===== Provided data =====
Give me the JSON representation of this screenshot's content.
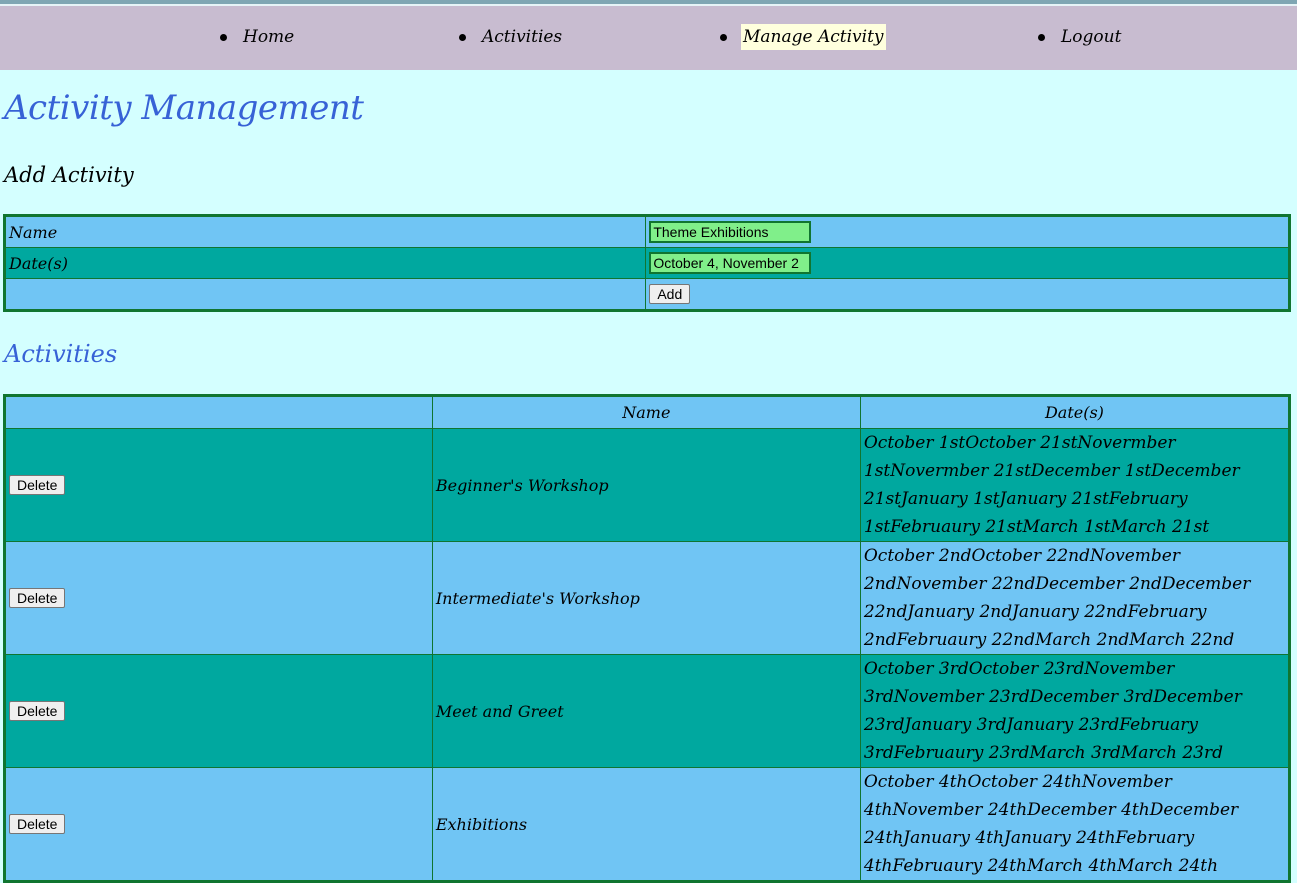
{
  "nav": {
    "items": [
      {
        "label": "Home",
        "active": false
      },
      {
        "label": "Activities",
        "active": false
      },
      {
        "label": "Manage Activity",
        "active": true
      },
      {
        "label": "Logout",
        "active": false
      }
    ]
  },
  "page": {
    "title": "Activity Management",
    "add_heading": "Add Activity",
    "list_heading": "Activities"
  },
  "form": {
    "name_label": "Name",
    "name_value": "Theme Exhibitions",
    "dates_label": "Date(s)",
    "dates_value": "October 4, November 2",
    "add_label": "Add"
  },
  "table": {
    "headers": [
      "",
      "Name",
      "Date(s)"
    ],
    "delete_label": "Delete",
    "rows": [
      {
        "name": "Beginner's Workshop",
        "dates": "October 1stOctober 21stNovermber 1stNovermber 21stDecember 1stDecember 21stJanuary 1stJanuary 21stFebruary 1stFebruaury 21stMarch 1stMarch 21st"
      },
      {
        "name": "Intermediate's Workshop",
        "dates": "October 2ndOctober 22ndNovember 2ndNovember 22ndDecember 2ndDecember 22ndJanuary 2ndJanuary 22ndFebruary 2ndFebruaury 22ndMarch 2ndMarch 22nd"
      },
      {
        "name": "Meet and Greet",
        "dates": "October 3rdOctober 23rdNovember 3rdNovember 23rdDecember 3rdDecember 23rdJanuary 3rdJanuary 23rdFebruary 3rdFebruaury 23rdMarch 3rdMarch 23rd"
      },
      {
        "name": "Exhibitions",
        "dates": "October 4thOctober 24thNovember 4thNovember 24thDecember 4thDecember 24thJanuary 4thJanuary 24thFebruary 4thFebruaury 24thMarch 4thMarch 24th"
      }
    ]
  },
  "colors": {
    "page_background": "#d4ffff",
    "nav_background": "#c8bcd0",
    "heading_blue": "#3762d6",
    "row_light": "#70c5f4",
    "row_dark": "#00a89f",
    "table_border": "#107530",
    "input_background": "#80ef8a",
    "active_nav_highlight": "#ffffdd"
  }
}
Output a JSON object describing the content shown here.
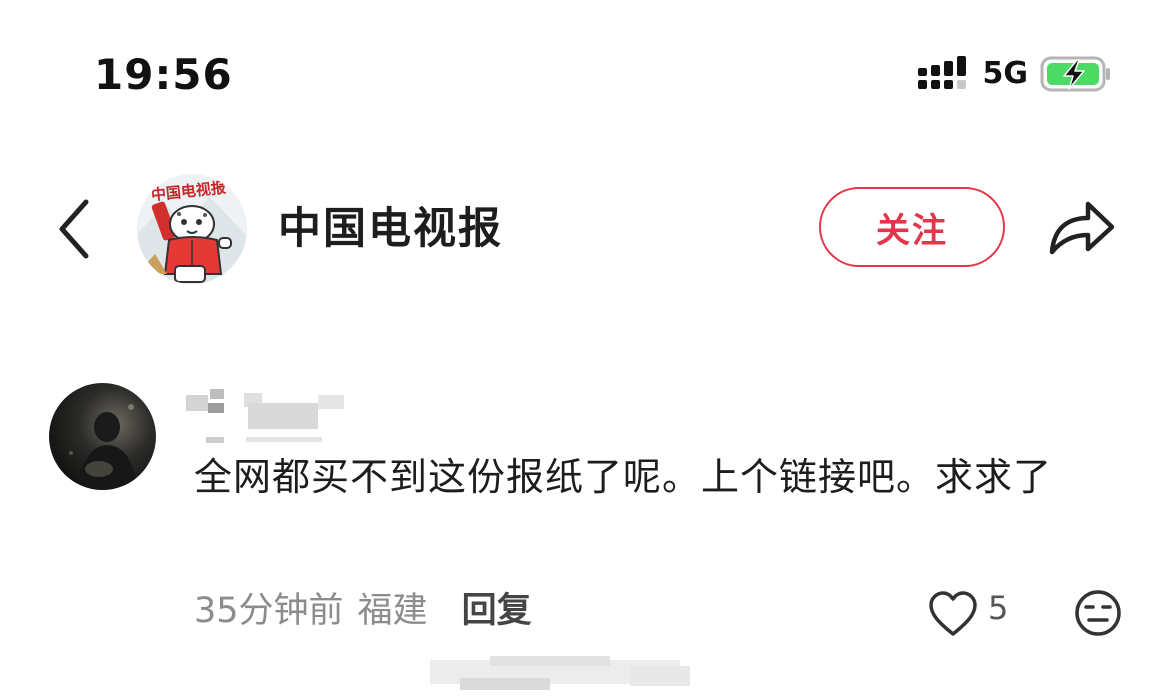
{
  "status_bar": {
    "time": "19:56",
    "network": "5G",
    "signal_icon": "signal-bars-icon",
    "battery_icon": "battery-charging-icon",
    "battery_color": "#4cd964"
  },
  "header": {
    "back_icon": "chevron-left-icon",
    "account_name": "中国电视报",
    "follow_label": "关注",
    "share_icon": "share-arrow-icon",
    "accent_color": "#e3364a"
  },
  "comment": {
    "text": "全网都买不到这份报纸了呢。上个链接吧。求求了",
    "time_ago": "35分钟前",
    "location": "福建",
    "reply_label": "回复",
    "like_count": "5",
    "like_icon": "heart-outline-icon",
    "dislike_icon": "meh-face-icon"
  }
}
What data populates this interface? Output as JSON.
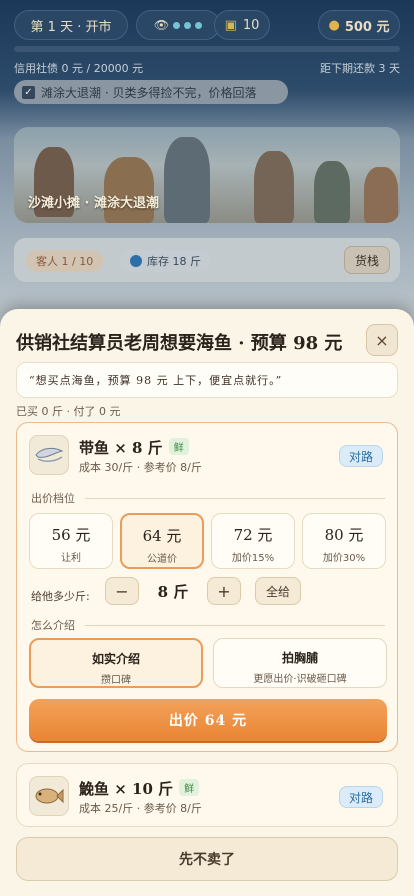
{
  "hud": {
    "day": "第 1 天 · 开市",
    "reputation_level": 3,
    "coupons": "10",
    "money": "500 元",
    "credit": "信用社债 0 元 / 20000 元",
    "due": "距下期还款 3 天",
    "news": "滩涂大退潮 · 贝类多得捡不完，价格回落",
    "scene_caption": "沙滩小摊 · 滩涂大退潮",
    "guests": "客人 1 / 10",
    "stock": "库存 18 斤",
    "goods_button": "货栈"
  },
  "modal": {
    "title": "供销社结算员老周想要海鱼 · 预算 98 元",
    "close": "×",
    "quote": "“想买点海鱼，预算 98 元 上下，便宜点就行。”",
    "bought": "已买 0 斤 · 付了 0 元",
    "item1": {
      "name": "带鱼 × 8 斤",
      "fresh": "鲜",
      "sub": "成本 30/斤 · 参考价 8/斤",
      "tag": "对路"
    },
    "price_section": "出价档位",
    "price_options": [
      {
        "value": "56 元",
        "desc": "让利"
      },
      {
        "value": "64 元",
        "desc": "公道价"
      },
      {
        "value": "72 元",
        "desc": "加价15%"
      },
      {
        "value": "80 元",
        "desc": "加价30%"
      }
    ],
    "selected_price_index": 1,
    "qty_label": "给他多少斤:",
    "qty_minus": "−",
    "qty_value": "8 斤",
    "qty_plus": "+",
    "qty_all": "全给",
    "pitch_section": "怎么介绍",
    "pitch_options": [
      {
        "title": "如实介绍",
        "desc": "攒口碑"
      },
      {
        "title": "拍胸脯",
        "desc": "更愿出价·识破砸口碑"
      }
    ],
    "offer_button": "出价 64 元",
    "item2": {
      "name": "鮸鱼 × 10 斤",
      "fresh": "鲜",
      "sub": "成本 25/斤 · 参考价 8/斤",
      "tag": "对路"
    },
    "skip_button": "先不卖了"
  },
  "colors": {
    "accent": "#e98533",
    "selected_border": "#eb9c59",
    "tag_blue": "#2b6ea0",
    "fresh_green": "#3a8a3e"
  },
  "icons": [
    "eye-icon",
    "coupon-icon",
    "money-bag-icon",
    "checkbox-icon",
    "stock-ball-icon",
    "fish-icon"
  ]
}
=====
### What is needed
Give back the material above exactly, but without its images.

### Exercise response
Give me the JSON representation of this screenshot's content.
{
  "nav": {
    "items": [
      {
        "label": "Home",
        "active": false
      },
      {
        "label": "Activities",
        "active": false
      },
      {
        "label": "Manage Activity",
        "active": true
      },
      {
        "label": "Logout",
        "active": false
      }
    ]
  },
  "page": {
    "title": "Activity Management",
    "add_heading": "Add Activity",
    "list_heading": "Activities"
  },
  "form": {
    "name_label": "Name",
    "name_value": "Theme Exhibitions",
    "dates_label": "Date(s)",
    "dates_value": "October 4, November 2",
    "add_label": "Add"
  },
  "table": {
    "headers": [
      "",
      "Name",
      "Date(s)"
    ],
    "delete_label": "Delete",
    "rows": [
      {
        "name": "Beginner's Workshop",
        "dates": "October 1stOctober 21stNovermber 1stNovermber 21stDecember 1stDecember 21stJanuary 1stJanuary 21stFebruary 1stFebruaury 21stMarch 1stMarch 21st"
      },
      {
        "name": "Intermediate's Workshop",
        "dates": "October 2ndOctober 22ndNovember 2ndNovember 22ndDecember 2ndDecember 22ndJanuary 2ndJanuary 22ndFebruary 2ndFebruaury 22ndMarch 2ndMarch 22nd"
      },
      {
        "name": "Meet and Greet",
        "dates": "October 3rdOctober 23rdNovember 3rdNovember 23rdDecember 3rdDecember 23rdJanuary 3rdJanuary 23rdFebruary 3rdFebruaury 23rdMarch 3rdMarch 23rd"
      },
      {
        "name": "Exhibitions",
        "dates": "October 4thOctober 24thNovember 4thNovember 24thDecember 4thDecember 24thJanuary 4thJanuary 24thFebruary 4thFebruaury 24thMarch 4thMarch 24th"
      }
    ]
  },
  "colors": {
    "page_background": "#d4ffff",
    "nav_background": "#c8bcd0",
    "heading_blue": "#3762d6",
    "row_light": "#70c5f4",
    "row_dark": "#00a89f",
    "table_border": "#107530",
    "input_background": "#80ef8a",
    "active_nav_highlight": "#ffffdd"
  }
}
Output a JSON object describing the content shown here.
{
  "status_bar": {
    "time": "19:56",
    "network": "5G",
    "signal_icon": "signal-bars-icon",
    "battery_icon": "battery-charging-icon",
    "battery_color": "#4cd964"
  },
  "header": {
    "back_icon": "chevron-left-icon",
    "account_name": "中国电视报",
    "follow_label": "关注",
    "share_icon": "share-arrow-icon",
    "accent_color": "#e3364a"
  },
  "comment": {
    "text": "全网都买不到这份报纸了呢。上个链接吧。求求了",
    "time_ago": "35分钟前",
    "location": "福建",
    "reply_label": "回复",
    "like_count": "5",
    "like_icon": "heart-outline-icon",
    "dislike_icon": "meh-face-icon"
  }
}
What data populates this interface? Output as JSON.
{
  "hud": {
    "day": "第 1 天 · 开市",
    "reputation_level": 3,
    "coupons": "10",
    "money": "500 元",
    "credit": "信用社债 0 元 / 20000 元",
    "due": "距下期还款 3 天",
    "news": "滩涂大退潮 · 贝类多得捡不完，价格回落",
    "scene_caption": "沙滩小摊 · 滩涂大退潮",
    "guests": "客人 1 / 10",
    "stock": "库存 18 斤",
    "goods_button": "货栈"
  },
  "modal": {
    "title": "供销社结算员老周想要海鱼 · 预算 98 元",
    "close": "×",
    "quote": "“想买点海鱼，预算 98 元 上下，便宜点就行。”",
    "bought": "已买 0 斤 · 付了 0 元",
    "item1": {
      "name": "带鱼 × 8 斤",
      "fresh": "鲜",
      "sub": "成本 30/斤 · 参考价 8/斤",
      "tag": "对路"
    },
    "price_section": "出价档位",
    "price_options": [
      {
        "value": "56 元",
        "desc": "让利"
      },
      {
        "value": "64 元",
        "desc": "公道价"
      },
      {
        "value": "72 元",
        "desc": "加价15%"
      },
      {
        "value": "80 元",
        "desc": "加价30%"
      }
    ],
    "selected_price_index": 1,
    "qty_label": "给他多少斤:",
    "qty_minus": "−",
    "qty_value": "8 斤",
    "qty_plus": "+",
    "qty_all": "全给",
    "pitch_section": "怎么介绍",
    "pitch_options": [
      {
        "title": "如实介绍",
        "desc": "攒口碑"
      },
      {
        "title": "拍胸脯",
        "desc": "更愿出价·识破砸口碑"
      }
    ],
    "offer_button": "出价 64 元",
    "item2": {
      "name": "鮸鱼 × 10 斤",
      "fresh": "鲜",
      "sub": "成本 25/斤 · 参考价 8/斤",
      "tag": "对路"
    },
    "skip_button": "先不卖了"
  },
  "colors": {
    "accent": "#e98533",
    "selected_border": "#eb9c59",
    "tag_blue": "#2b6ea0",
    "fresh_green": "#3a8a3e"
  },
  "icons": [
    "eye-icon",
    "coupon-icon",
    "money-bag-icon",
    "checkbox-icon",
    "stock-ball-icon",
    "fish-icon"
  ]
}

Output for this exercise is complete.